Hemetre was a King's daughter of his body and thus a daughter of one of the kings of the Fourth dynasty of Egypt. Hemetre was also a priestess of the goddess Hathor. One inscription mentions that she is "an honored one by the great god" and "she who does what her father likes every day".[1]


The location of her tomb (Central Field in Giza) suggests that she may be a daughter of Khafre.[2] His name is attested in her tomb. Hassan suggests she may be a daughter or granddaughter of Khafre, but may have been married to a commoner.
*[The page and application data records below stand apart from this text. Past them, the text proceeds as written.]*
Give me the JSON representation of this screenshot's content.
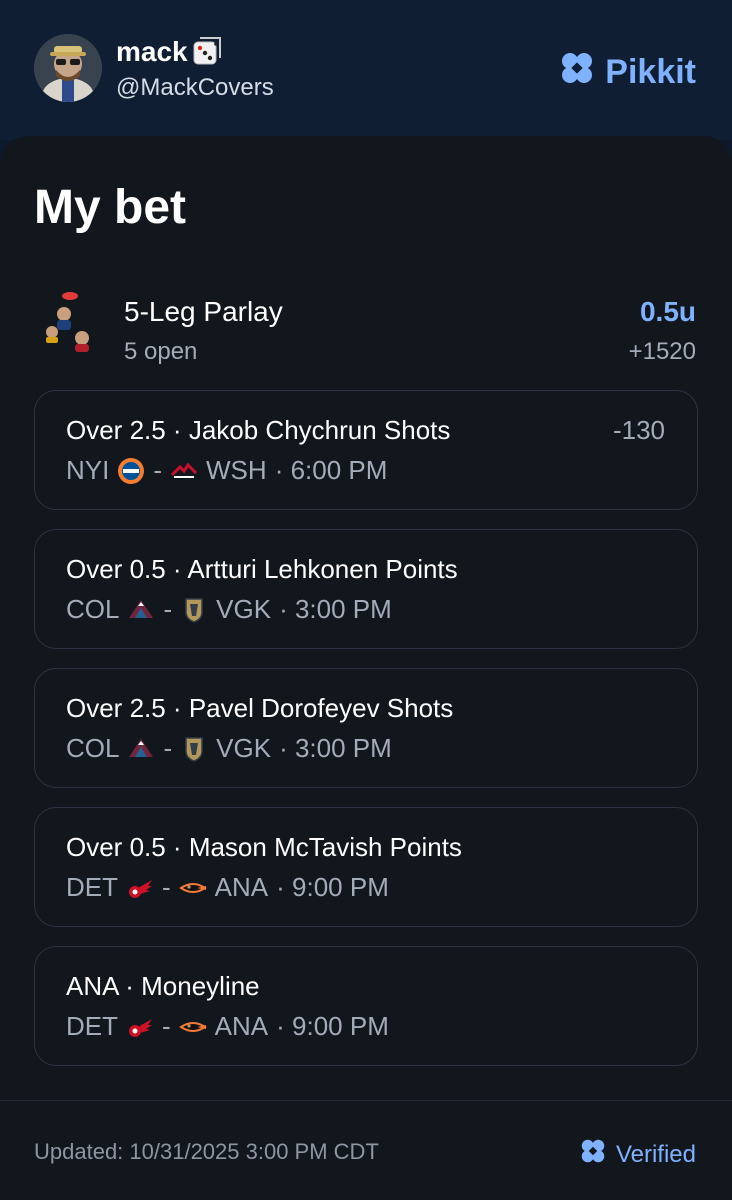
{
  "header": {
    "username": "mack",
    "handle": "@MackCovers",
    "brand": "Pikkit",
    "avatar_icon": "user-avatar",
    "dice_icon": "dice-icon",
    "brand_icon": "clover-icon",
    "brand_color": "#7fb1ff"
  },
  "bet": {
    "title": "My bet",
    "parlay": {
      "name": "5-Leg Parlay",
      "status": "5 open",
      "units": "0.5u",
      "odds": "+1520"
    },
    "legs": [
      {
        "title": "Over 2.5 · Jakob Chychrun Shots",
        "odds": "-130",
        "away": "NYI",
        "away_logo": "islanders-logo",
        "sep": "-",
        "home": "WSH",
        "home_logo": "capitals-logo",
        "time": "· 6:00 PM"
      },
      {
        "title": "Over 0.5 · Artturi Lehkonen Points",
        "odds": "",
        "away": "COL",
        "away_logo": "avalanche-logo",
        "sep": "-",
        "home": "VGK",
        "home_logo": "golden-knights-logo",
        "time": "· 3:00 PM"
      },
      {
        "title": "Over 2.5 · Pavel Dorofeyev Shots",
        "odds": "",
        "away": "COL",
        "away_logo": "avalanche-logo",
        "sep": "-",
        "home": "VGK",
        "home_logo": "golden-knights-logo",
        "time": "· 3:00 PM"
      },
      {
        "title": "Over 0.5 · Mason McTavish Points",
        "odds": "",
        "away": "DET",
        "away_logo": "red-wings-logo",
        "sep": "-",
        "home": "ANA",
        "home_logo": "ducks-logo",
        "time": "· 9:00 PM"
      },
      {
        "title": "ANA · Moneyline",
        "odds": "",
        "away": "DET",
        "away_logo": "red-wings-logo",
        "sep": "-",
        "home": "ANA",
        "home_logo": "ducks-logo",
        "time": "· 9:00 PM"
      }
    ]
  },
  "footer": {
    "updated": "Updated: 10/31/2025 3:00 PM CDT",
    "verified": "Verified",
    "verified_icon": "clover-icon"
  }
}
Hemetre is never called a King's wife in her tomb.[1]

Several children of Hemetre are depicted in her tomb. Included are her sons Shepseska(u), Akhetre and Shepsesre(-sheri), and her daughters Hetepheres, Khentkaus, and Meresankh. Hemetre is depicted with her sons and daughters on one of the pillars in the chapel. Hemetre is faced by her sons Akh(et)re and Shepsesre-sheri in one register, while her daughters Hetepheres and Meresankh are depicted below their brothers. Her daughter Khentkaues is shown behind her mother. All five children appear as adults in this scene.[1]


The tomb of Hemetre

Hemetre's tomb (G 8464) is located in the Central Field which is part of the Giza Necropolis.[3] The entrance of the tomb leads to a pillared hall. The hall contains a large burial chamber as well as two smaller shafts. Off the chapel is another smaller chapel, again containing a burial shaft. Scenes in the tomb include offering bearers representing offerings from royal estates. These are all related to Khafre.[1]

In the passageway of the tomb the upper part of a false door belonging to the Royal chamberlain Nebsen was found. One of the offering bearers shown in the tomb is named Senebuka. This official was buried nearby.[3]


  1. ^ a b c d Hassan, Selim. Excavations at Gîza 6: 1934-1935. Part 3: The Mastabas of the Sixth Season and their Description. Cairo: Government Press, 1950.; obtained from gizapyramids.org Archived 2008-10-11 at the Wayback Machine.
  2. ^ Dodson, Aidan and Hilton, Dyan. The Complete Royal Families of Ancient Egypt. Thames & Hudson. 2004. ISBN 0-500-05128-3
  3. ^ a b Porter, Bertha and Moss, Rosalind, Topographical Bibliography of Ancient Egyptian Hieroglyphic Texts, Statues, Reliefs and Paintings Volume III: Memphis, Part I Abu Rawash to Abusir. 2nd edition; revised and augmented by Dr Jaromir Malek, 1974. Retrieved from gizapyramids.org